◆ **WHAT TO PRODUCE**: Output all the data below verbatim.

Dataset rows for apps and sites
[Start of section]
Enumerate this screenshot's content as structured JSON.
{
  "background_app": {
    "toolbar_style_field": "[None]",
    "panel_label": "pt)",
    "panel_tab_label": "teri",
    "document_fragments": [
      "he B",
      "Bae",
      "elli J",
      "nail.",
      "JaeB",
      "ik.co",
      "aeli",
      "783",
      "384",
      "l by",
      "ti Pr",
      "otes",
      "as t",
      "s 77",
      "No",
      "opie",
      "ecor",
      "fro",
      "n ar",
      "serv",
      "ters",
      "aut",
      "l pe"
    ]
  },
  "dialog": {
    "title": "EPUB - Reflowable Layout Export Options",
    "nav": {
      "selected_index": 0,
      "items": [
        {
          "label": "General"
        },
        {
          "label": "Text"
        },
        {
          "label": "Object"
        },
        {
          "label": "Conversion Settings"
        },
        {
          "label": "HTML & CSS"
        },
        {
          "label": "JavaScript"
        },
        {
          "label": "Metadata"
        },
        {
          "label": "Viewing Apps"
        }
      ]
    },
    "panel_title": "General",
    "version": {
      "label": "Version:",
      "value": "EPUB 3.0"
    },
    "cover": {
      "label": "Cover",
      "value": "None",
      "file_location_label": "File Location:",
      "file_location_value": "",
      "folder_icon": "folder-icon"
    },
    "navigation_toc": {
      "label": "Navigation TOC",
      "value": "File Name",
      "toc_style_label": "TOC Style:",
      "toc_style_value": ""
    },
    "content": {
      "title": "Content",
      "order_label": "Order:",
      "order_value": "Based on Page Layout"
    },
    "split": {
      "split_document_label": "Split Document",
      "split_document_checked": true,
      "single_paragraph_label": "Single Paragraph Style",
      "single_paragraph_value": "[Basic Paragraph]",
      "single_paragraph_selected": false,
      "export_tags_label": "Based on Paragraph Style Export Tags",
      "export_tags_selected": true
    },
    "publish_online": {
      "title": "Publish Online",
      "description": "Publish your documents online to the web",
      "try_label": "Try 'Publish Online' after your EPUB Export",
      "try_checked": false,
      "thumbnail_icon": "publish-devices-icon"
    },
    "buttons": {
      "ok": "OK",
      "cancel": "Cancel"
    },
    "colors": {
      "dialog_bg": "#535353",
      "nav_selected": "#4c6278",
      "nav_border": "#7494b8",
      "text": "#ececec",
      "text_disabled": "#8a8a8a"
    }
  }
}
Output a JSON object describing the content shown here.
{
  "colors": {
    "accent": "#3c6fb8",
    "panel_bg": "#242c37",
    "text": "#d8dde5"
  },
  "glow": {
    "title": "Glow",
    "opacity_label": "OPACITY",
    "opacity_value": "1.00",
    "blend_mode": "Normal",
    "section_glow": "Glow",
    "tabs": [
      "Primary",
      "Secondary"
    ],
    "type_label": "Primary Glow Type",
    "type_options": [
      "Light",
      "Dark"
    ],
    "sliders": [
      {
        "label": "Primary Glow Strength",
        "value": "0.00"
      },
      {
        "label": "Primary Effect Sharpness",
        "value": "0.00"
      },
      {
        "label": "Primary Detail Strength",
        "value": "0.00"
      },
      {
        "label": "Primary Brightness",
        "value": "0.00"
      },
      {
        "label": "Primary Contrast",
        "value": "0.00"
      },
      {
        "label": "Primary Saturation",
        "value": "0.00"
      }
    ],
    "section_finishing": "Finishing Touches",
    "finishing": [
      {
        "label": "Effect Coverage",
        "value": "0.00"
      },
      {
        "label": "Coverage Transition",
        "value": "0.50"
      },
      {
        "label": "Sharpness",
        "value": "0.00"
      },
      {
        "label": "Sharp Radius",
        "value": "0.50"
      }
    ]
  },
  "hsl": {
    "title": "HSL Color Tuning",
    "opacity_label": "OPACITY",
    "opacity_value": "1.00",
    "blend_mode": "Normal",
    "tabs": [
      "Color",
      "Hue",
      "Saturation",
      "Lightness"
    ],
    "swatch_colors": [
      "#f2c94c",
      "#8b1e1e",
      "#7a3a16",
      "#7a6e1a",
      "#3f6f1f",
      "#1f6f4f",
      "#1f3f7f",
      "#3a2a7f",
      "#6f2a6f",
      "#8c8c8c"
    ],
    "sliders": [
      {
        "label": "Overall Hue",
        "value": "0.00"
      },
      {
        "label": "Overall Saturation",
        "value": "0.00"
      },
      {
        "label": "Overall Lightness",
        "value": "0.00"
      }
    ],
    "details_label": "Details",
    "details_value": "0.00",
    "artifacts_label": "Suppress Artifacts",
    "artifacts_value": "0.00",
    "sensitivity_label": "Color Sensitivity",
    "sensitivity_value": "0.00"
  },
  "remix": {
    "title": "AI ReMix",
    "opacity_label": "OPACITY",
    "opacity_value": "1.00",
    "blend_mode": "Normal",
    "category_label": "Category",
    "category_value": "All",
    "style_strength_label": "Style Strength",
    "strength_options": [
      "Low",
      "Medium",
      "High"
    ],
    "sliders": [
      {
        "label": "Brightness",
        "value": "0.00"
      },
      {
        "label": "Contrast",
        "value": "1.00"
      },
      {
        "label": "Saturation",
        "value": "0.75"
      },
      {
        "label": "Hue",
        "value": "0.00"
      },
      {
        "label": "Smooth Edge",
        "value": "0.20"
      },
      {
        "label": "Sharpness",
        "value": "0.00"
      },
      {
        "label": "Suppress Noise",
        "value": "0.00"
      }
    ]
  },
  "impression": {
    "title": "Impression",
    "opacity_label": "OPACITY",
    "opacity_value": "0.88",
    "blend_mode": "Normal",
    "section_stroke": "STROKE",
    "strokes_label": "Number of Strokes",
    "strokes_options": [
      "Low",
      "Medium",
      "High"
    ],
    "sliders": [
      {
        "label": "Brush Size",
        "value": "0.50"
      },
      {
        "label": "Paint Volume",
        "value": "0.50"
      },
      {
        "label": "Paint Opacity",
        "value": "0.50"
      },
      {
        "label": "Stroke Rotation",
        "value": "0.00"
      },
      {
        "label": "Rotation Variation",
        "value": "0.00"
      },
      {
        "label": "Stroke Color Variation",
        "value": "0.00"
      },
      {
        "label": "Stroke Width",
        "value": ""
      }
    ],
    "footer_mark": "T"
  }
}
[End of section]
◆ **YOUR RESPONSE**:
Enumerate this screenshot's content as structured JSON.
{
  "background_app": {
    "toolbar_style_field": "[None]",
    "panel_label": "pt)",
    "panel_tab_label": "teri",
    "document_fragments": [
      "he B",
      "Bae",
      "elli J",
      "nail.",
      "JaeB",
      "ik.co",
      "aeli",
      "783",
      "384",
      "l by",
      "ti Pr",
      "otes",
      "as t",
      "s 77",
      "No",
      "opie",
      "ecor",
      "fro",
      "n ar",
      "serv",
      "ters",
      "aut",
      "l pe"
    ]
  },
  "dialog": {
    "title": "EPUB - Reflowable Layout Export Options",
    "nav": {
      "selected_index": 0,
      "items": [
        {
          "label": "General"
        },
        {
          "label": "Text"
        },
        {
          "label": "Object"
        },
        {
          "label": "Conversion Settings"
        },
        {
          "label": "HTML & CSS"
        },
        {
          "label": "JavaScript"
        },
        {
          "label": "Metadata"
        },
        {
          "label": "Viewing Apps"
        }
      ]
    },
    "panel_title": "General",
    "version": {
      "label": "Version:",
      "value": "EPUB 3.0"
    },
    "cover": {
      "label": "Cover",
      "value": "None",
      "file_location_label": "File Location:",
      "file_location_value": "",
      "folder_icon": "folder-icon"
    },
    "navigation_toc": {
      "label": "Navigation TOC",
      "value": "File Name",
      "toc_style_label": "TOC Style:",
      "toc_style_value": ""
    },
    "content": {
      "title": "Content",
      "order_label": "Order:",
      "order_value": "Based on Page Layout"
    },
    "split": {
      "split_document_label": "Split Document",
      "split_document_checked": true,
      "single_paragraph_label": "Single Paragraph Style",
      "single_paragraph_value": "[Basic Paragraph]",
      "single_paragraph_selected": false,
      "export_tags_label": "Based on Paragraph Style Export Tags",
      "export_tags_selected": true
    },
    "publish_online": {
      "title": "Publish Online",
      "description": "Publish your documents online to the web",
      "try_label": "Try 'Publish Online' after your EPUB Export",
      "try_checked": false,
      "thumbnail_icon": "publish-devices-icon"
    },
    "buttons": {
      "ok": "OK",
      "cancel": "Cancel"
    },
    "colors": {
      "dialog_bg": "#535353",
      "nav_selected": "#4c6278",
      "nav_border": "#7494b8",
      "text": "#ececec",
      "text_disabled": "#8a8a8a"
    }
  }
}
Output a JSON object describing the content shown here.
{
  "colors": {
    "accent": "#3c6fb8",
    "panel_bg": "#242c37",
    "text": "#d8dde5"
  },
  "glow": {
    "title": "Glow",
    "opacity_label": "OPACITY",
    "opacity_value": "1.00",
    "blend_mode": "Normal",
    "section_glow": "Glow",
    "tabs": [
      "Primary",
      "Secondary"
    ],
    "type_label": "Primary Glow Type",
    "type_options": [
      "Light",
      "Dark"
    ],
    "sliders": [
      {
        "label": "Primary Glow Strength",
        "value": "0.00"
      },
      {
        "label": "Primary Effect Sharpness",
        "value": "0.00"
      },
      {
        "label": "Primary Detail Strength",
        "value": "0.00"
      },
      {
        "label": "Primary Brightness",
        "value": "0.00"
      },
      {
        "label": "Primary Contrast",
        "value": "0.00"
      },
      {
        "label": "Primary Saturation",
        "value": "0.00"
      }
    ],
    "section_finishing": "Finishing Touches",
    "finishing": [
      {
        "label": "Effect Coverage",
        "value": "0.00"
      },
      {
        "label": "Coverage Transition",
        "value": "0.50"
      },
      {
        "label": "Sharpness",
        "value": "0.00"
      },
      {
        "label": "Sharp Radius",
        "value": "0.50"
      }
    ]
  },
  "hsl": {
    "title": "HSL Color Tuning",
    "opacity_label": "OPACITY",
    "opacity_value": "1.00",
    "blend_mode": "Normal",
    "tabs": [
      "Color",
      "Hue",
      "Saturation",
      "Lightness"
    ],
    "swatch_colors": [
      "#f2c94c",
      "#8b1e1e",
      "#7a3a16",
      "#7a6e1a",
      "#3f6f1f",
      "#1f6f4f",
      "#1f3f7f",
      "#3a2a7f",
      "#6f2a6f",
      "#8c8c8c"
    ],
    "sliders": [
      {
        "label": "Overall Hue",
        "value": "0.00"
      },
      {
        "label": "Overall Saturation",
        "value": "0.00"
      },
      {
        "label": "Overall Lightness",
        "value": "0.00"
      }
    ],
    "details_label": "Details",
    "details_value": "0.00",
    "artifacts_label": "Suppress Artifacts",
    "artifacts_value": "0.00",
    "sensitivity_label": "Color Sensitivity",
    "sensitivity_value": "0.00"
  },
  "remix": {
    "title": "AI ReMix",
    "opacity_label": "OPACITY",
    "opacity_value": "1.00",
    "blend_mode": "Normal",
    "category_label": "Category",
    "category_value": "All",
    "style_strength_label": "Style Strength",
    "strength_options": [
      "Low",
      "Medium",
      "High"
    ],
    "sliders": [
      {
        "label": "Brightness",
        "value": "0.00"
      },
      {
        "label": "Contrast",
        "value": "1.00"
      },
      {
        "label": "Saturation",
        "value": "0.75"
      },
      {
        "label": "Hue",
        "value": "0.00"
      },
      {
        "label": "Smooth Edge",
        "value": "0.20"
      },
      {
        "label": "Sharpness",
        "value": "0.00"
      },
      {
        "label": "Suppress Noise",
        "value": "0.00"
      }
    ]
  },
  "impression": {
    "title": "Impression",
    "opacity_label": "OPACITY",
    "opacity_value": "0.88",
    "blend_mode": "Normal",
    "section_stroke": "STROKE",
    "strokes_label": "Number of Strokes",
    "strokes_options": [
      "Low",
      "Medium",
      "High"
    ],
    "sliders": [
      {
        "label": "Brush Size",
        "value": "0.50"
      },
      {
        "label": "Paint Volume",
        "value": "0.50"
      },
      {
        "label": "Paint Opacity",
        "value": "0.50"
      },
      {
        "label": "Stroke Rotation",
        "value": "0.00"
      },
      {
        "label": "Rotation Variation",
        "value": "0.00"
      },
      {
        "label": "Stroke Color Variation",
        "value": "0.00"
      },
      {
        "label": "Stroke Width",
        "value": ""
      }
    ],
    "footer_mark": "T"
  }
}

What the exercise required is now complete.